Earth Day is a day when we all think about the environment, when we look at how we take care of the land and how to leave it in better condition than we found it.
Every day is Earth Day to a farmer. Taking care of the land is my job and my passion. My land is my heritage, my inheritance, my business, my recreation, my safe haven and my retirement.
No one poisons the well they drink from, and farmers are no exception. Good, clean, productive land is how I feed my children and will put them through college. I may have a piece of paper that says that I own the land, but I know that I am only a caretaker. The land was here long before me, cared for by many generations. I expect it will be here long after me, cared for by my children and their children.
Maryland farmers, as a group, are the most progressive and environmentally minded in the nation. This year, we once again broke the record for cover crop acres planted — one of the most effective ways to protect both our land and the Chesapeake Bay.
We’re far ahead of other milestones set for the bay, too, including planting streamside forest and grass buffers, retiring highly erodible land, and constructing storage for animal manure, which is an important source of organic nutrients for our crops.
We’ve got soil conservation and water quality plans on half of Maryland’s tillable acres and have embraced the manure transport program, moving four times the amount of manure than the goals prescribed.
I often hear, “Sure family farmers take care of their land, but what about corporate farms?” I don’t know of a single farm that isn’t a family farm (and I know a lot of farmers). Family farms — owned by brothers, by a father and son or daughter, by a husband and wife, or by cousins — often will incorporate for legal or financial reasons. The USDA says that 97 percent of farms in the United States are family-owned operations.
Sometimes these farms are large, because farms, like every other business, have to grow to survive.

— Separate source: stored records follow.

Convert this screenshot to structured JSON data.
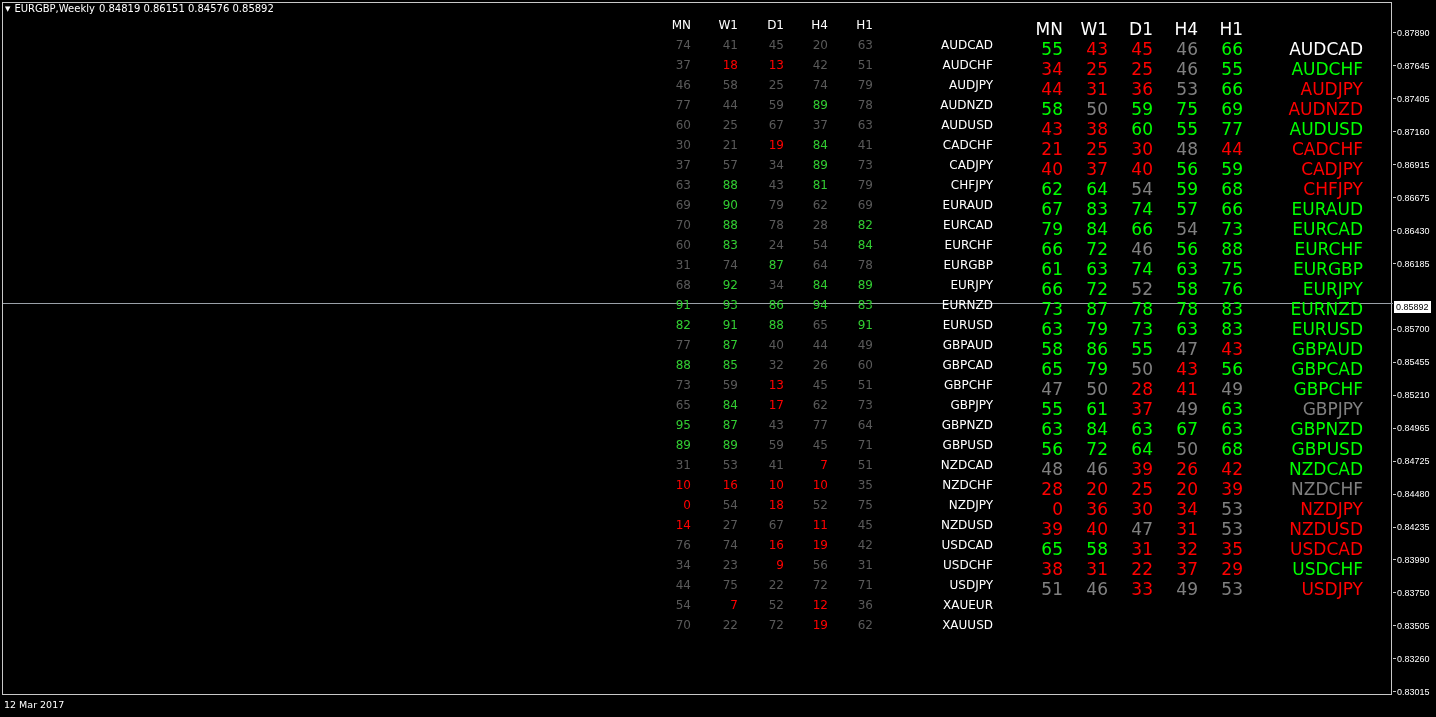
{
  "chart": {
    "menu_glyph": "▼",
    "title": "EURGBP,Weekly",
    "ohlc": "0.84819 0.86151 0.84576 0.85892"
  },
  "price_axis": [
    {
      "kind": "tick",
      "text": "0.87890"
    },
    {
      "kind": "tick",
      "text": "0.87645"
    },
    {
      "kind": "tick",
      "text": "0.87405"
    },
    {
      "kind": "tick",
      "text": "0.87160"
    },
    {
      "kind": "tick",
      "text": "0.86915"
    },
    {
      "kind": "tick",
      "text": "0.86675"
    },
    {
      "kind": "tick",
      "text": "0.86430"
    },
    {
      "kind": "tick",
      "text": "0.86185"
    },
    {
      "kind": "current",
      "text": "0.85892"
    },
    {
      "kind": "tick",
      "text": "0.85700"
    },
    {
      "kind": "tick",
      "text": "0.85455"
    },
    {
      "kind": "tick",
      "text": "0.85210"
    },
    {
      "kind": "tick",
      "text": "0.84965"
    },
    {
      "kind": "tick",
      "text": "0.84725"
    },
    {
      "kind": "tick",
      "text": "0.84480"
    },
    {
      "kind": "tick",
      "text": "0.84235"
    },
    {
      "kind": "tick",
      "text": "0.83990"
    },
    {
      "kind": "tick",
      "text": "0.83750"
    },
    {
      "kind": "tick",
      "text": "0.83505"
    },
    {
      "kind": "tick",
      "text": "0.83260"
    },
    {
      "kind": "tick",
      "text": "0.83015"
    }
  ],
  "time_axis": [
    "12 Mar 2017"
  ],
  "tables": [
    {
      "kind": "small",
      "columns": [
        "MN",
        "W1",
        "D1",
        "H4",
        "H1"
      ],
      "rows": [
        {
          "cells": [
            {
              "text": "74",
              "color": "#5a5a5a"
            },
            {
              "text": "41",
              "color": "#5a5a5a"
            },
            {
              "text": "45",
              "color": "#5a5a5a"
            },
            {
              "text": "20",
              "color": "#5a5a5a"
            },
            {
              "text": "63",
              "color": "#5a5a5a"
            }
          ],
          "symbol": {
            "text": "AUDCAD",
            "color": "#ffffff"
          }
        },
        {
          "cells": [
            {
              "text": "37",
              "color": "#5a5a5a"
            },
            {
              "text": "18",
              "color": "#ff0000"
            },
            {
              "text": "13",
              "color": "#ff0000"
            },
            {
              "text": "42",
              "color": "#5a5a5a"
            },
            {
              "text": "51",
              "color": "#5a5a5a"
            }
          ],
          "symbol": {
            "text": "AUDCHF",
            "color": "#ffffff"
          }
        },
        {
          "cells": [
            {
              "text": "46",
              "color": "#5a5a5a"
            },
            {
              "text": "58",
              "color": "#5a5a5a"
            },
            {
              "text": "25",
              "color": "#5a5a5a"
            },
            {
              "text": "74",
              "color": "#5a5a5a"
            },
            {
              "text": "79",
              "color": "#5a5a5a"
            }
          ],
          "symbol": {
            "text": "AUDJPY",
            "color": "#ffffff"
          }
        },
        {
          "cells": [
            {
              "text": "77",
              "color": "#5a5a5a"
            },
            {
              "text": "44",
              "color": "#5a5a5a"
            },
            {
              "text": "59",
              "color": "#5a5a5a"
            },
            {
              "text": "89",
              "color": "#32cd32"
            },
            {
              "text": "78",
              "color": "#5a5a5a"
            }
          ],
          "symbol": {
            "text": "AUDNZD",
            "color": "#ffffff"
          }
        },
        {
          "cells": [
            {
              "text": "60",
              "color": "#5a5a5a"
            },
            {
              "text": "25",
              "color": "#5a5a5a"
            },
            {
              "text": "67",
              "color": "#5a5a5a"
            },
            {
              "text": "37",
              "color": "#5a5a5a"
            },
            {
              "text": "63",
              "color": "#5a5a5a"
            }
          ],
          "symbol": {
            "text": "AUDUSD",
            "color": "#ffffff"
          }
        },
        {
          "cells": [
            {
              "text": "30",
              "color": "#5a5a5a"
            },
            {
              "text": "21",
              "color": "#5a5a5a"
            },
            {
              "text": "19",
              "color": "#ff0000"
            },
            {
              "text": "84",
              "color": "#32cd32"
            },
            {
              "text": "41",
              "color": "#5a5a5a"
            }
          ],
          "symbol": {
            "text": "CADCHF",
            "color": "#ffffff"
          }
        },
        {
          "cells": [
            {
              "text": "37",
              "color": "#5a5a5a"
            },
            {
              "text": "57",
              "color": "#5a5a5a"
            },
            {
              "text": "34",
              "color": "#5a5a5a"
            },
            {
              "text": "89",
              "color": "#32cd32"
            },
            {
              "text": "73",
              "color": "#5a5a5a"
            }
          ],
          "symbol": {
            "text": "CADJPY",
            "color": "#ffffff"
          }
        },
        {
          "cells": [
            {
              "text": "63",
              "color": "#5a5a5a"
            },
            {
              "text": "88",
              "color": "#32cd32"
            },
            {
              "text": "43",
              "color": "#5a5a5a"
            },
            {
              "text": "81",
              "color": "#32cd32"
            },
            {
              "text": "79",
              "color": "#5a5a5a"
            }
          ],
          "symbol": {
            "text": "CHFJPY",
            "color": "#ffffff"
          }
        },
        {
          "cells": [
            {
              "text": "69",
              "color": "#5a5a5a"
            },
            {
              "text": "90",
              "color": "#32cd32"
            },
            {
              "text": "79",
              "color": "#5a5a5a"
            },
            {
              "text": "62",
              "color": "#5a5a5a"
            },
            {
              "text": "69",
              "color": "#5a5a5a"
            }
          ],
          "symbol": {
            "text": "EURAUD",
            "color": "#ffffff"
          }
        },
        {
          "cells": [
            {
              "text": "70",
              "color": "#5a5a5a"
            },
            {
              "text": "88",
              "color": "#32cd32"
            },
            {
              "text": "78",
              "color": "#5a5a5a"
            },
            {
              "text": "28",
              "color": "#5a5a5a"
            },
            {
              "text": "82",
              "color": "#32cd32"
            }
          ],
          "symbol": {
            "text": "EURCAD",
            "color": "#ffffff"
          }
        },
        {
          "cells": [
            {
              "text": "60",
              "color": "#5a5a5a"
            },
            {
              "text": "83",
              "color": "#32cd32"
            },
            {
              "text": "24",
              "color": "#5a5a5a"
            },
            {
              "text": "54",
              "color": "#5a5a5a"
            },
            {
              "text": "84",
              "color": "#32cd32"
            }
          ],
          "symbol": {
            "text": "EURCHF",
            "color": "#ffffff"
          }
        },
        {
          "cells": [
            {
              "text": "31",
              "color": "#5a5a5a"
            },
            {
              "text": "74",
              "color": "#5a5a5a"
            },
            {
              "text": "87",
              "color": "#32cd32"
            },
            {
              "text": "64",
              "color": "#5a5a5a"
            },
            {
              "text": "78",
              "color": "#5a5a5a"
            }
          ],
          "symbol": {
            "text": "EURGBP",
            "color": "#ffffff"
          }
        },
        {
          "cells": [
            {
              "text": "68",
              "color": "#5a5a5a"
            },
            {
              "text": "92",
              "color": "#32cd32"
            },
            {
              "text": "34",
              "color": "#5a5a5a"
            },
            {
              "text": "84",
              "color": "#32cd32"
            },
            {
              "text": "89",
              "color": "#32cd32"
            }
          ],
          "symbol": {
            "text": "EURJPY",
            "color": "#ffffff"
          }
        },
        {
          "cells": [
            {
              "text": "91",
              "color": "#32cd32"
            },
            {
              "text": "93",
              "color": "#32cd32"
            },
            {
              "text": "86",
              "color": "#32cd32"
            },
            {
              "text": "94",
              "color": "#32cd32"
            },
            {
              "text": "83",
              "color": "#32cd32"
            }
          ],
          "symbol": {
            "text": "EURNZD",
            "color": "#ffffff"
          }
        },
        {
          "cells": [
            {
              "text": "82",
              "color": "#32cd32"
            },
            {
              "text": "91",
              "color": "#32cd32"
            },
            {
              "text": "88",
              "color": "#32cd32"
            },
            {
              "text": "65",
              "color": "#5a5a5a"
            },
            {
              "text": "91",
              "color": "#32cd32"
            }
          ],
          "symbol": {
            "text": "EURUSD",
            "color": "#ffffff"
          }
        },
        {
          "cells": [
            {
              "text": "77",
              "color": "#5a5a5a"
            },
            {
              "text": "87",
              "color": "#32cd32"
            },
            {
              "text": "40",
              "color": "#5a5a5a"
            },
            {
              "text": "44",
              "color": "#5a5a5a"
            },
            {
              "text": "49",
              "color": "#5a5a5a"
            }
          ],
          "symbol": {
            "text": "GBPAUD",
            "color": "#ffffff"
          }
        },
        {
          "cells": [
            {
              "text": "88",
              "color": "#32cd32"
            },
            {
              "text": "85",
              "color": "#32cd32"
            },
            {
              "text": "32",
              "color": "#5a5a5a"
            },
            {
              "text": "26",
              "color": "#5a5a5a"
            },
            {
              "text": "60",
              "color": "#5a5a5a"
            }
          ],
          "symbol": {
            "text": "GBPCAD",
            "color": "#ffffff"
          }
        },
        {
          "cells": [
            {
              "text": "73",
              "color": "#5a5a5a"
            },
            {
              "text": "59",
              "color": "#5a5a5a"
            },
            {
              "text": "13",
              "color": "#ff0000"
            },
            {
              "text": "45",
              "color": "#5a5a5a"
            },
            {
              "text": "51",
              "color": "#5a5a5a"
            }
          ],
          "symbol": {
            "text": "GBPCHF",
            "color": "#ffffff"
          }
        },
        {
          "cells": [
            {
              "text": "65",
              "color": "#5a5a5a"
            },
            {
              "text": "84",
              "color": "#32cd32"
            },
            {
              "text": "17",
              "color": "#ff0000"
            },
            {
              "text": "62",
              "color": "#5a5a5a"
            },
            {
              "text": "73",
              "color": "#5a5a5a"
            }
          ],
          "symbol": {
            "text": "GBPJPY",
            "color": "#ffffff"
          }
        },
        {
          "cells": [
            {
              "text": "95",
              "color": "#32cd32"
            },
            {
              "text": "87",
              "color": "#32cd32"
            },
            {
              "text": "43",
              "color": "#5a5a5a"
            },
            {
              "text": "77",
              "color": "#5a5a5a"
            },
            {
              "text": "64",
              "color": "#5a5a5a"
            }
          ],
          "symbol": {
            "text": "GBPNZD",
            "color": "#ffffff"
          }
        },
        {
          "cells": [
            {
              "text": "89",
              "color": "#32cd32"
            },
            {
              "text": "89",
              "color": "#32cd32"
            },
            {
              "text": "59",
              "color": "#5a5a5a"
            },
            {
              "text": "45",
              "color": "#5a5a5a"
            },
            {
              "text": "71",
              "color": "#5a5a5a"
            }
          ],
          "symbol": {
            "text": "GBPUSD",
            "color": "#ffffff"
          }
        },
        {
          "cells": [
            {
              "text": "31",
              "color": "#5a5a5a"
            },
            {
              "text": "53",
              "color": "#5a5a5a"
            },
            {
              "text": "41",
              "color": "#5a5a5a"
            },
            {
              "text": "7",
              "color": "#ff0000"
            },
            {
              "text": "51",
              "color": "#5a5a5a"
            }
          ],
          "symbol": {
            "text": "NZDCAD",
            "color": "#ffffff"
          }
        },
        {
          "cells": [
            {
              "text": "10",
              "color": "#ff0000"
            },
            {
              "text": "16",
              "color": "#ff0000"
            },
            {
              "text": "10",
              "color": "#ff0000"
            },
            {
              "text": "10",
              "color": "#ff0000"
            },
            {
              "text": "35",
              "color": "#5a5a5a"
            }
          ],
          "symbol": {
            "text": "NZDCHF",
            "color": "#ffffff"
          }
        },
        {
          "cells": [
            {
              "text": "0",
              "color": "#ff0000"
            },
            {
              "text": "54",
              "color": "#5a5a5a"
            },
            {
              "text": "18",
              "color": "#ff0000"
            },
            {
              "text": "52",
              "color": "#5a5a5a"
            },
            {
              "text": "75",
              "color": "#5a5a5a"
            }
          ],
          "symbol": {
            "text": "NZDJPY",
            "color": "#ffffff"
          }
        },
        {
          "cells": [
            {
              "text": "14",
              "color": "#ff0000"
            },
            {
              "text": "27",
              "color": "#5a5a5a"
            },
            {
              "text": "67",
              "color": "#5a5a5a"
            },
            {
              "text": "11",
              "color": "#ff0000"
            },
            {
              "text": "45",
              "color": "#5a5a5a"
            }
          ],
          "symbol": {
            "text": "NZDUSD",
            "color": "#ffffff"
          }
        },
        {
          "cells": [
            {
              "text": "76",
              "color": "#5a5a5a"
            },
            {
              "text": "74",
              "color": "#5a5a5a"
            },
            {
              "text": "16",
              "color": "#ff0000"
            },
            {
              "text": "19",
              "color": "#ff0000"
            },
            {
              "text": "42",
              "color": "#5a5a5a"
            }
          ],
          "symbol": {
            "text": "USDCAD",
            "color": "#ffffff"
          }
        },
        {
          "cells": [
            {
              "text": "34",
              "color": "#5a5a5a"
            },
            {
              "text": "23",
              "color": "#5a5a5a"
            },
            {
              "text": "9",
              "color": "#ff0000"
            },
            {
              "text": "56",
              "color": "#5a5a5a"
            },
            {
              "text": "31",
              "color": "#5a5a5a"
            }
          ],
          "symbol": {
            "text": "USDCHF",
            "color": "#ffffff"
          }
        },
        {
          "cells": [
            {
              "text": "44",
              "color": "#5a5a5a"
            },
            {
              "text": "75",
              "color": "#5a5a5a"
            },
            {
              "text": "22",
              "color": "#5a5a5a"
            },
            {
              "text": "72",
              "color": "#5a5a5a"
            },
            {
              "text": "71",
              "color": "#5a5a5a"
            }
          ],
          "symbol": {
            "text": "USDJPY",
            "color": "#ffffff"
          }
        },
        {
          "cells": [
            {
              "text": "54",
              "color": "#5a5a5a"
            },
            {
              "text": "7",
              "color": "#ff0000"
            },
            {
              "text": "52",
              "color": "#5a5a5a"
            },
            {
              "text": "12",
              "color": "#ff0000"
            },
            {
              "text": "36",
              "color": "#5a5a5a"
            }
          ],
          "symbol": {
            "text": "XAUEUR",
            "color": "#ffffff"
          }
        },
        {
          "cells": [
            {
              "text": "70",
              "color": "#5a5a5a"
            },
            {
              "text": "22",
              "color": "#5a5a5a"
            },
            {
              "text": "72",
              "color": "#5a5a5a"
            },
            {
              "text": "19",
              "color": "#ff0000"
            },
            {
              "text": "62",
              "color": "#5a5a5a"
            }
          ],
          "symbol": {
            "text": "XAUUSD",
            "color": "#ffffff"
          }
        }
      ]
    },
    {
      "kind": "large",
      "columns": [
        "MN",
        "W1",
        "D1",
        "H4",
        "H1"
      ],
      "rows": [
        {
          "cells": [
            {
              "text": "55",
              "color": "#00ff00"
            },
            {
              "text": "43",
              "color": "#ff0000"
            },
            {
              "text": "45",
              "color": "#ff0000"
            },
            {
              "text": "46",
              "color": "#808080"
            },
            {
              "text": "66",
              "color": "#00ff00"
            }
          ],
          "symbol": {
            "text": "AUDCAD",
            "color": "#ffffff"
          }
        },
        {
          "cells": [
            {
              "text": "34",
              "color": "#ff0000"
            },
            {
              "text": "25",
              "color": "#ff0000"
            },
            {
              "text": "25",
              "color": "#ff0000"
            },
            {
              "text": "46",
              "color": "#808080"
            },
            {
              "text": "55",
              "color": "#00ff00"
            }
          ],
          "symbol": {
            "text": "AUDCHF",
            "color": "#00ff00"
          }
        },
        {
          "cells": [
            {
              "text": "44",
              "color": "#ff0000"
            },
            {
              "text": "31",
              "color": "#ff0000"
            },
            {
              "text": "36",
              "color": "#ff0000"
            },
            {
              "text": "53",
              "color": "#808080"
            },
            {
              "text": "66",
              "color": "#00ff00"
            }
          ],
          "symbol": {
            "text": "AUDJPY",
            "color": "#ff0000"
          }
        },
        {
          "cells": [
            {
              "text": "58",
              "color": "#00ff00"
            },
            {
              "text": "50",
              "color": "#808080"
            },
            {
              "text": "59",
              "color": "#00ff00"
            },
            {
              "text": "75",
              "color": "#00ff00"
            },
            {
              "text": "69",
              "color": "#00ff00"
            }
          ],
          "symbol": {
            "text": "AUDNZD",
            "color": "#ff0000"
          }
        },
        {
          "cells": [
            {
              "text": "43",
              "color": "#ff0000"
            },
            {
              "text": "38",
              "color": "#ff0000"
            },
            {
              "text": "60",
              "color": "#00ff00"
            },
            {
              "text": "55",
              "color": "#00ff00"
            },
            {
              "text": "77",
              "color": "#00ff00"
            }
          ],
          "symbol": {
            "text": "AUDUSD",
            "color": "#00ff00"
          }
        },
        {
          "cells": [
            {
              "text": "21",
              "color": "#ff0000"
            },
            {
              "text": "25",
              "color": "#ff0000"
            },
            {
              "text": "30",
              "color": "#ff0000"
            },
            {
              "text": "48",
              "color": "#808080"
            },
            {
              "text": "44",
              "color": "#ff0000"
            }
          ],
          "symbol": {
            "text": "CADCHF",
            "color": "#ff0000"
          }
        },
        {
          "cells": [
            {
              "text": "40",
              "color": "#ff0000"
            },
            {
              "text": "37",
              "color": "#ff0000"
            },
            {
              "text": "40",
              "color": "#ff0000"
            },
            {
              "text": "56",
              "color": "#00ff00"
            },
            {
              "text": "59",
              "color": "#00ff00"
            }
          ],
          "symbol": {
            "text": "CADJPY",
            "color": "#ff0000"
          }
        },
        {
          "cells": [
            {
              "text": "62",
              "color": "#00ff00"
            },
            {
              "text": "64",
              "color": "#00ff00"
            },
            {
              "text": "54",
              "color": "#808080"
            },
            {
              "text": "59",
              "color": "#00ff00"
            },
            {
              "text": "68",
              "color": "#00ff00"
            }
          ],
          "symbol": {
            "text": "CHFJPY",
            "color": "#ff0000"
          }
        },
        {
          "cells": [
            {
              "text": "67",
              "color": "#00ff00"
            },
            {
              "text": "83",
              "color": "#00ff00"
            },
            {
              "text": "74",
              "color": "#00ff00"
            },
            {
              "text": "57",
              "color": "#00ff00"
            },
            {
              "text": "66",
              "color": "#00ff00"
            }
          ],
          "symbol": {
            "text": "EURAUD",
            "color": "#00ff00"
          }
        },
        {
          "cells": [
            {
              "text": "79",
              "color": "#00ff00"
            },
            {
              "text": "84",
              "color": "#00ff00"
            },
            {
              "text": "66",
              "color": "#00ff00"
            },
            {
              "text": "54",
              "color": "#808080"
            },
            {
              "text": "73",
              "color": "#00ff00"
            }
          ],
          "symbol": {
            "text": "EURCAD",
            "color": "#00ff00"
          }
        },
        {
          "cells": [
            {
              "text": "66",
              "color": "#00ff00"
            },
            {
              "text": "72",
              "color": "#00ff00"
            },
            {
              "text": "46",
              "color": "#808080"
            },
            {
              "text": "56",
              "color": "#00ff00"
            },
            {
              "text": "88",
              "color": "#00ff00"
            }
          ],
          "symbol": {
            "text": "EURCHF",
            "color": "#00ff00"
          }
        },
        {
          "cells": [
            {
              "text": "61",
              "color": "#00ff00"
            },
            {
              "text": "63",
              "color": "#00ff00"
            },
            {
              "text": "74",
              "color": "#00ff00"
            },
            {
              "text": "63",
              "color": "#00ff00"
            },
            {
              "text": "75",
              "color": "#00ff00"
            }
          ],
          "symbol": {
            "text": "EURGBP",
            "color": "#00ff00"
          }
        },
        {
          "cells": [
            {
              "text": "66",
              "color": "#00ff00"
            },
            {
              "text": "72",
              "color": "#00ff00"
            },
            {
              "text": "52",
              "color": "#808080"
            },
            {
              "text": "58",
              "color": "#00ff00"
            },
            {
              "text": "76",
              "color": "#00ff00"
            }
          ],
          "symbol": {
            "text": "EURJPY",
            "color": "#00ff00"
          }
        },
        {
          "cells": [
            {
              "text": "73",
              "color": "#00ff00"
            },
            {
              "text": "87",
              "color": "#00ff00"
            },
            {
              "text": "78",
              "color": "#00ff00"
            },
            {
              "text": "78",
              "color": "#00ff00"
            },
            {
              "text": "83",
              "color": "#00ff00"
            }
          ],
          "symbol": {
            "text": "EURNZD",
            "color": "#00ff00"
          }
        },
        {
          "cells": [
            {
              "text": "63",
              "color": "#00ff00"
            },
            {
              "text": "79",
              "color": "#00ff00"
            },
            {
              "text": "73",
              "color": "#00ff00"
            },
            {
              "text": "63",
              "color": "#00ff00"
            },
            {
              "text": "83",
              "color": "#00ff00"
            }
          ],
          "symbol": {
            "text": "EURUSD",
            "color": "#00ff00"
          }
        },
        {
          "cells": [
            {
              "text": "58",
              "color": "#00ff00"
            },
            {
              "text": "86",
              "color": "#00ff00"
            },
            {
              "text": "55",
              "color": "#00ff00"
            },
            {
              "text": "47",
              "color": "#808080"
            },
            {
              "text": "43",
              "color": "#ff0000"
            }
          ],
          "symbol": {
            "text": "GBPAUD",
            "color": "#00ff00"
          }
        },
        {
          "cells": [
            {
              "text": "65",
              "color": "#00ff00"
            },
            {
              "text": "79",
              "color": "#00ff00"
            },
            {
              "text": "50",
              "color": "#808080"
            },
            {
              "text": "43",
              "color": "#ff0000"
            },
            {
              "text": "56",
              "color": "#00ff00"
            }
          ],
          "symbol": {
            "text": "GBPCAD",
            "color": "#00ff00"
          }
        },
        {
          "cells": [
            {
              "text": "47",
              "color": "#808080"
            },
            {
              "text": "50",
              "color": "#808080"
            },
            {
              "text": "28",
              "color": "#ff0000"
            },
            {
              "text": "41",
              "color": "#ff0000"
            },
            {
              "text": "49",
              "color": "#808080"
            }
          ],
          "symbol": {
            "text": "GBPCHF",
            "color": "#00ff00"
          }
        },
        {
          "cells": [
            {
              "text": "55",
              "color": "#00ff00"
            },
            {
              "text": "61",
              "color": "#00ff00"
            },
            {
              "text": "37",
              "color": "#ff0000"
            },
            {
              "text": "49",
              "color": "#808080"
            },
            {
              "text": "63",
              "color": "#00ff00"
            }
          ],
          "symbol": {
            "text": "GBPJPY",
            "color": "#808080"
          }
        },
        {
          "cells": [
            {
              "text": "63",
              "color": "#00ff00"
            },
            {
              "text": "84",
              "color": "#00ff00"
            },
            {
              "text": "63",
              "color": "#00ff00"
            },
            {
              "text": "67",
              "color": "#00ff00"
            },
            {
              "text": "63",
              "color": "#00ff00"
            }
          ],
          "symbol": {
            "text": "GBPNZD",
            "color": "#00ff00"
          }
        },
        {
          "cells": [
            {
              "text": "56",
              "color": "#00ff00"
            },
            {
              "text": "72",
              "color": "#00ff00"
            },
            {
              "text": "64",
              "color": "#00ff00"
            },
            {
              "text": "50",
              "color": "#808080"
            },
            {
              "text": "68",
              "color": "#00ff00"
            }
          ],
          "symbol": {
            "text": "GBPUSD",
            "color": "#00ff00"
          }
        },
        {
          "cells": [
            {
              "text": "48",
              "color": "#808080"
            },
            {
              "text": "46",
              "color": "#808080"
            },
            {
              "text": "39",
              "color": "#ff0000"
            },
            {
              "text": "26",
              "color": "#ff0000"
            },
            {
              "text": "42",
              "color": "#ff0000"
            }
          ],
          "symbol": {
            "text": "NZDCAD",
            "color": "#00ff00"
          }
        },
        {
          "cells": [
            {
              "text": "28",
              "color": "#ff0000"
            },
            {
              "text": "20",
              "color": "#ff0000"
            },
            {
              "text": "25",
              "color": "#ff0000"
            },
            {
              "text": "20",
              "color": "#ff0000"
            },
            {
              "text": "39",
              "color": "#ff0000"
            }
          ],
          "symbol": {
            "text": "NZDCHF",
            "color": "#808080"
          }
        },
        {
          "cells": [
            {
              "text": "0",
              "color": "#ff0000"
            },
            {
              "text": "36",
              "color": "#ff0000"
            },
            {
              "text": "30",
              "color": "#ff0000"
            },
            {
              "text": "34",
              "color": "#ff0000"
            },
            {
              "text": "53",
              "color": "#808080"
            }
          ],
          "symbol": {
            "text": "NZDJPY",
            "color": "#ff0000"
          }
        },
        {
          "cells": [
            {
              "text": "39",
              "color": "#ff0000"
            },
            {
              "text": "40",
              "color": "#ff0000"
            },
            {
              "text": "47",
              "color": "#808080"
            },
            {
              "text": "31",
              "color": "#ff0000"
            },
            {
              "text": "53",
              "color": "#808080"
            }
          ],
          "symbol": {
            "text": "NZDUSD",
            "color": "#ff0000"
          }
        },
        {
          "cells": [
            {
              "text": "65",
              "color": "#00ff00"
            },
            {
              "text": "58",
              "color": "#00ff00"
            },
            {
              "text": "31",
              "color": "#ff0000"
            },
            {
              "text": "32",
              "color": "#ff0000"
            },
            {
              "text": "35",
              "color": "#ff0000"
            }
          ],
          "symbol": {
            "text": "USDCAD",
            "color": "#ff0000"
          }
        },
        {
          "cells": [
            {
              "text": "38",
              "color": "#ff0000"
            },
            {
              "text": "31",
              "color": "#ff0000"
            },
            {
              "text": "22",
              "color": "#ff0000"
            },
            {
              "text": "37",
              "color": "#ff0000"
            },
            {
              "text": "29",
              "color": "#ff0000"
            }
          ],
          "symbol": {
            "text": "USDCHF",
            "color": "#00ff00"
          }
        },
        {
          "cells": [
            {
              "text": "51",
              "color": "#808080"
            },
            {
              "text": "46",
              "color": "#808080"
            },
            {
              "text": "33",
              "color": "#ff0000"
            },
            {
              "text": "49",
              "color": "#808080"
            },
            {
              "text": "53",
              "color": "#808080"
            }
          ],
          "symbol": {
            "text": "USDJPY",
            "color": "#ff0000"
          }
        }
      ]
    }
  ]
}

You can’t go out and make a good living on 100 acres like you could in my grandfather’s day. Today it’s more like 2,000 acres or more for corn and soybean growers.
How can farms that large take care of the land adequately? Technology and innovation. Today it’s possible to do a better job with 3,000 acres than my grandfather could with 100. We no longer have to plow the land, which destroys the structure and biology of the soil and leaves it open to erosion. GPS technology allow us to treat every single acre individually.
Ask a farmer anything about his land, even the littlest detail, and he’ll know it. Ask where there are problems with grasses, or pigweed or marestail, and he’ll know. Ask where the wet spots are, or spots that get as hard as concrete in the summer. Ask where water runs off the land, and where it will pond up. A farmer knows his farm like the back of his hand. Most will tend every acre four or more times a year, planting, scouting, fertilizing, killing weeds and harvesting.
My family has owned the farm I live on for 68 years now. Three generations of Laytons have all been raised in the same house, on the same land. When I watch the sun rise over the fields each morning, I know the only thing more important to me than my land is my family.
Enjoy Earth Day, and make a pledge to see firsthand how farmers make every day Earth Day. We welcome you to visit our farm, or suggest MarylandsBest.net to locate farms near your home to visit, where you can see land and water quality efforts in action.
William H. Layton, Vienna The writer is chairman of the Maryland Soybean Board.